**Supplied material**

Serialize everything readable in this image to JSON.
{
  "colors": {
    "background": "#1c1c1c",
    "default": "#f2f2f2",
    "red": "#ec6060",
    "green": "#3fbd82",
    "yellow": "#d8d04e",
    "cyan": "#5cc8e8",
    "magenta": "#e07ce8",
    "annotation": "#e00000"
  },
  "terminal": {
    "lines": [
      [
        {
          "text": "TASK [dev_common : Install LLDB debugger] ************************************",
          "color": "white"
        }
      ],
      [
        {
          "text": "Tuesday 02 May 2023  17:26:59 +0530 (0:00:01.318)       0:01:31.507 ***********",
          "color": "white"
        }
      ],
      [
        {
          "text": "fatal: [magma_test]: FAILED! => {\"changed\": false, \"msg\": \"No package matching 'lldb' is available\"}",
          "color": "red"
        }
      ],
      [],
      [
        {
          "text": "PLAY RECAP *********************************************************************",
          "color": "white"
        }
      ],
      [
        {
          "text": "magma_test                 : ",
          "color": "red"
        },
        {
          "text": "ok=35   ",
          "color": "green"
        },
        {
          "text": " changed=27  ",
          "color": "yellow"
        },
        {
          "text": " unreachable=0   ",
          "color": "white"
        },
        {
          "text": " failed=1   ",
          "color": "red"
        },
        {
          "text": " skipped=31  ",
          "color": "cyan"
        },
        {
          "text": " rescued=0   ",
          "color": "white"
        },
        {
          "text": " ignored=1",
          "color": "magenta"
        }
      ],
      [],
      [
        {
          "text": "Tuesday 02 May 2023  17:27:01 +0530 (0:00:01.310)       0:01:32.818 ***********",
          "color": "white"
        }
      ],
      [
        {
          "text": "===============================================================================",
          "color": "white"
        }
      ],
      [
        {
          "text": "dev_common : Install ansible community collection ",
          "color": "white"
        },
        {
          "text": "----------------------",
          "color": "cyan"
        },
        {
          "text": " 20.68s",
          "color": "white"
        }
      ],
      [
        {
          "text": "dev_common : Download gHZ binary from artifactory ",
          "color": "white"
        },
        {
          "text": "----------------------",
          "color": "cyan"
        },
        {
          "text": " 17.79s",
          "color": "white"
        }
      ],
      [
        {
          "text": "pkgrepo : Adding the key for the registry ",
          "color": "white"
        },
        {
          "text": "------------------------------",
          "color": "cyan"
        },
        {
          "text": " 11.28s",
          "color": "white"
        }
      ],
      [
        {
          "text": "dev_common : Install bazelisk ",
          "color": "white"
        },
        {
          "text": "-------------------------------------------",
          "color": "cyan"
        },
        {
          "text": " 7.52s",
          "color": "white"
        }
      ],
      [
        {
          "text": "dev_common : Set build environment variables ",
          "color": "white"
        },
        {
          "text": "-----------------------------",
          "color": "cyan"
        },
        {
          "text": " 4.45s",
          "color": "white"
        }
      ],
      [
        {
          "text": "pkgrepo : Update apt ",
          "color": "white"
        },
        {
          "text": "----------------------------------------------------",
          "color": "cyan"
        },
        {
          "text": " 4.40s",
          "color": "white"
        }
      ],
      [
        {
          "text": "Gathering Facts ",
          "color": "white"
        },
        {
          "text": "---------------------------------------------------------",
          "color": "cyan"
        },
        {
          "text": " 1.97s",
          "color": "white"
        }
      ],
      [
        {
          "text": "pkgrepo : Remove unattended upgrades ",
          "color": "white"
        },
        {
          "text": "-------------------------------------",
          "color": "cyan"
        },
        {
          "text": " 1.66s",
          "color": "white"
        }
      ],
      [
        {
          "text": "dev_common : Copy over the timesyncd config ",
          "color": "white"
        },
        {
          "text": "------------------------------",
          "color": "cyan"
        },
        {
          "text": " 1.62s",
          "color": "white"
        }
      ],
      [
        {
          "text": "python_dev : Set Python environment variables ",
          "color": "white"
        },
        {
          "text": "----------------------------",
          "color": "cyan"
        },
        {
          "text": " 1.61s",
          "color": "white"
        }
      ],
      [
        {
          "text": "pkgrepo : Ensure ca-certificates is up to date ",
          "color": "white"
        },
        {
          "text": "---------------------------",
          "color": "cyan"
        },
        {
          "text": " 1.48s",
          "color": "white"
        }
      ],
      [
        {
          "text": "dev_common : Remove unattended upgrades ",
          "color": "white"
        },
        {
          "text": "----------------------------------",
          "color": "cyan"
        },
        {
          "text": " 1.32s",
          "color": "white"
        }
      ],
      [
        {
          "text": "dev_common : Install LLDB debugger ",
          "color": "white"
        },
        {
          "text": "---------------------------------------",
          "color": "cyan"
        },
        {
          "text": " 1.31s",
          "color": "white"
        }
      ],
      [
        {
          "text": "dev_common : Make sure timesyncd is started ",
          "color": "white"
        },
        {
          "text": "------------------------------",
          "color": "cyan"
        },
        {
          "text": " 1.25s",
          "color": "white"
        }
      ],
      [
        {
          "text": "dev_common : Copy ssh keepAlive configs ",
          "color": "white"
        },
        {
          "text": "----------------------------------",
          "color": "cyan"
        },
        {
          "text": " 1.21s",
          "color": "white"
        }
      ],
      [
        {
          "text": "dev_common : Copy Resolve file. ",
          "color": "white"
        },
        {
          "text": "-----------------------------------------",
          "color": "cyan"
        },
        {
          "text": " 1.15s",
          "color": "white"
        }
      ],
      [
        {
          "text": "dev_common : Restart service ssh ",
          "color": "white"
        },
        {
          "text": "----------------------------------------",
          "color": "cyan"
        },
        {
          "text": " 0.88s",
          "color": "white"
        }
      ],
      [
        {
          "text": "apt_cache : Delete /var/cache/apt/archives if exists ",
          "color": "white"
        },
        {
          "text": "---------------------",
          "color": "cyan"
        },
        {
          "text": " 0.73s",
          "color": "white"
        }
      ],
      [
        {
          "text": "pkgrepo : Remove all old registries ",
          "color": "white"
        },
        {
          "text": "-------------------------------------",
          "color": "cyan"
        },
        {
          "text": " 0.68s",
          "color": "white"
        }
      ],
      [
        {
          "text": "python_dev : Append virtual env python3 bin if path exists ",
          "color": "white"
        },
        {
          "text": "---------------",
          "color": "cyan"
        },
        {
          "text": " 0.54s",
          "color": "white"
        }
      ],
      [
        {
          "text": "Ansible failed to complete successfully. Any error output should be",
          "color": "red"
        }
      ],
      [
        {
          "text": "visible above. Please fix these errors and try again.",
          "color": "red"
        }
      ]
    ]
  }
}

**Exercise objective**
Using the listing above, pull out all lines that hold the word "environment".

**Task solution**
          "text": "dev_common : Set build environment variables ",
          "text": "python_dev : Set Python environment variables ",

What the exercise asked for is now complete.